Task objective
Restate, in full and unchanged, the entries that follow, but not their pictures.

Data items
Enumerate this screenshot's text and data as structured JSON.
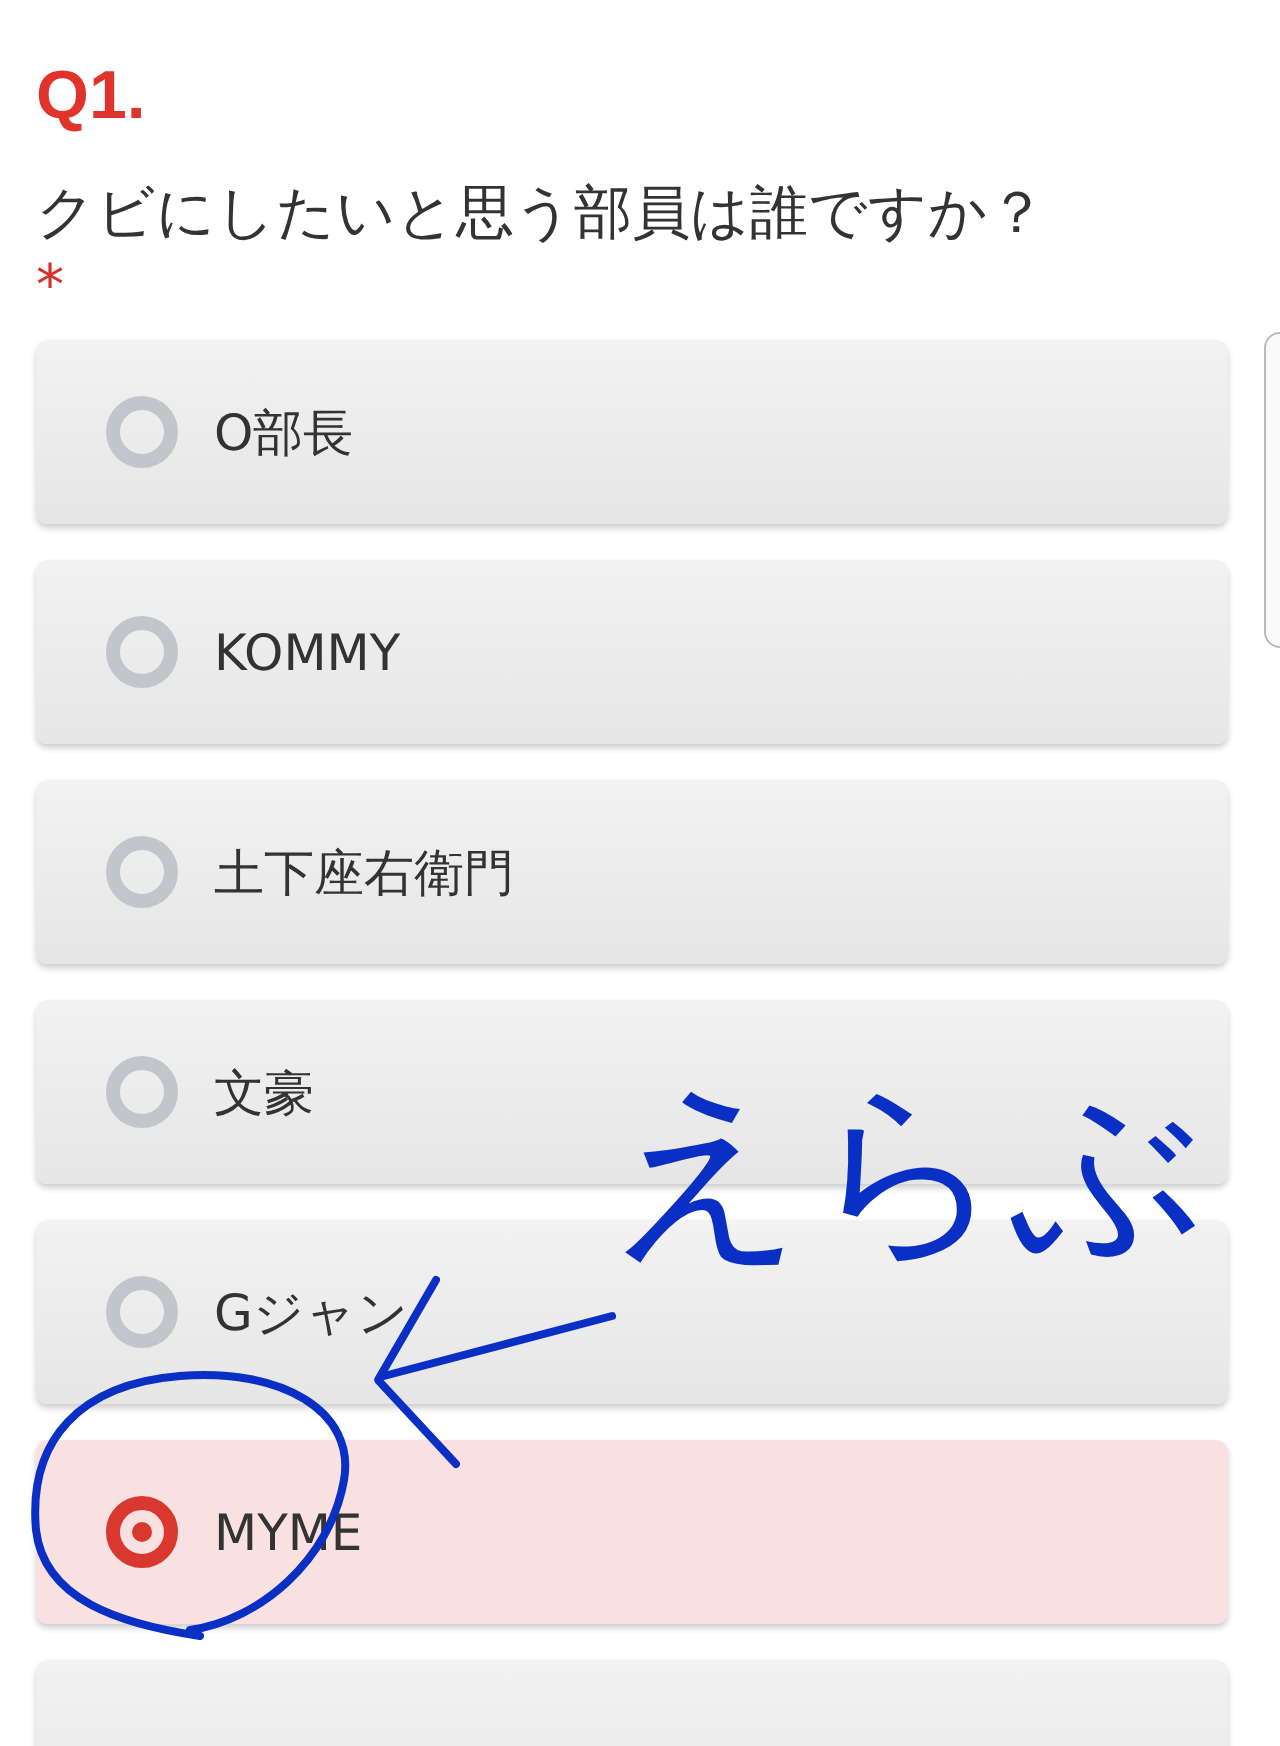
{
  "question": {
    "number": "Q1.",
    "text": "クビにしたいと思う部員は誰ですか？",
    "required_mark": "*"
  },
  "options": [
    {
      "label": "O部長",
      "selected": false
    },
    {
      "label": "KOMMY",
      "selected": false
    },
    {
      "label": "土下座右衛門",
      "selected": false
    },
    {
      "label": "文豪",
      "selected": false
    },
    {
      "label": "Gジャン",
      "selected": false
    },
    {
      "label": "MYME",
      "selected": true
    }
  ],
  "more_options_below": true,
  "annotations": [
    {
      "kind": "text",
      "text": "えらぶ"
    },
    {
      "kind": "arrow"
    },
    {
      "kind": "circle"
    }
  ]
}
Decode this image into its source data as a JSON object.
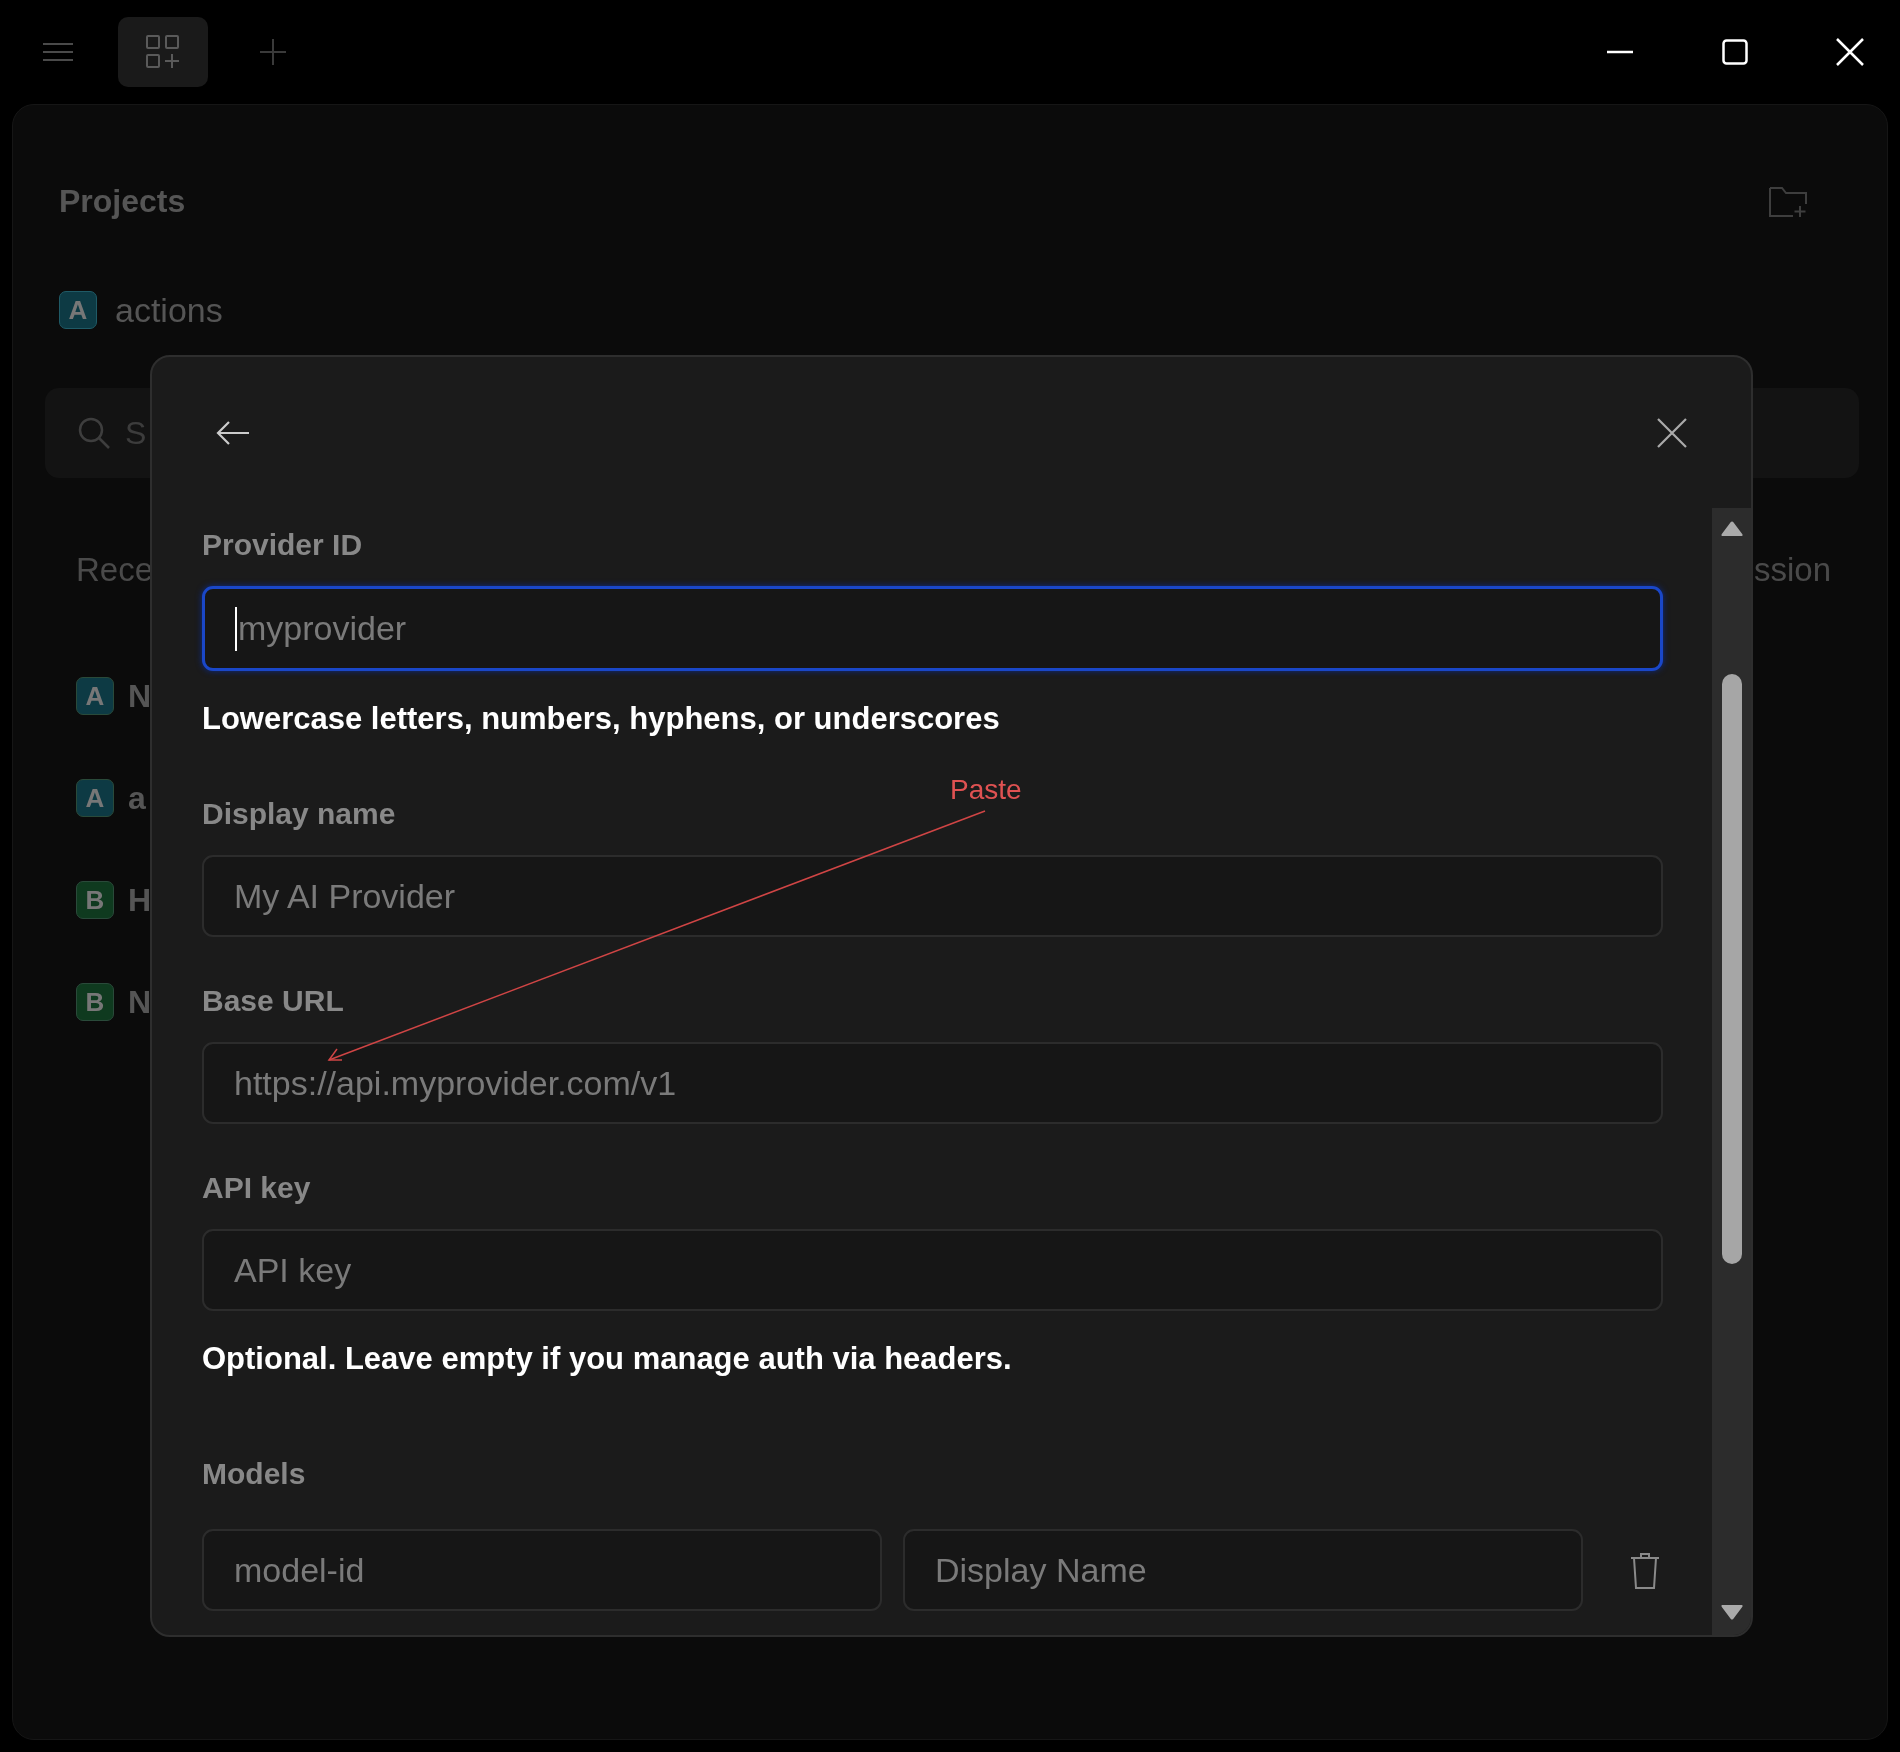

Response
Enumerate this screenshot's text and data as structured JSON.
{
  "question": {
    "number": "Q1.",
    "text": "クビにしたいと思う部員は誰ですか？",
    "required_mark": "*"
  },
  "options": [
    {
      "label": "O部長",
      "selected": false
    },
    {
      "label": "KOMMY",
      "selected": false
    },
    {
      "label": "土下座右衛門",
      "selected": false
    },
    {
      "label": "文豪",
      "selected": false
    },
    {
      "label": "Gジャン",
      "selected": false
    },
    {
      "label": "MYME",
      "selected": true
    }
  ],
  "more_options_below": true,
  "annotations": [
    {
      "kind": "text",
      "text": "えらぶ"
    },
    {
      "kind": "arrow"
    },
    {
      "kind": "circle"
    }
  ]
}
Decode this image into its source data as a JSON object.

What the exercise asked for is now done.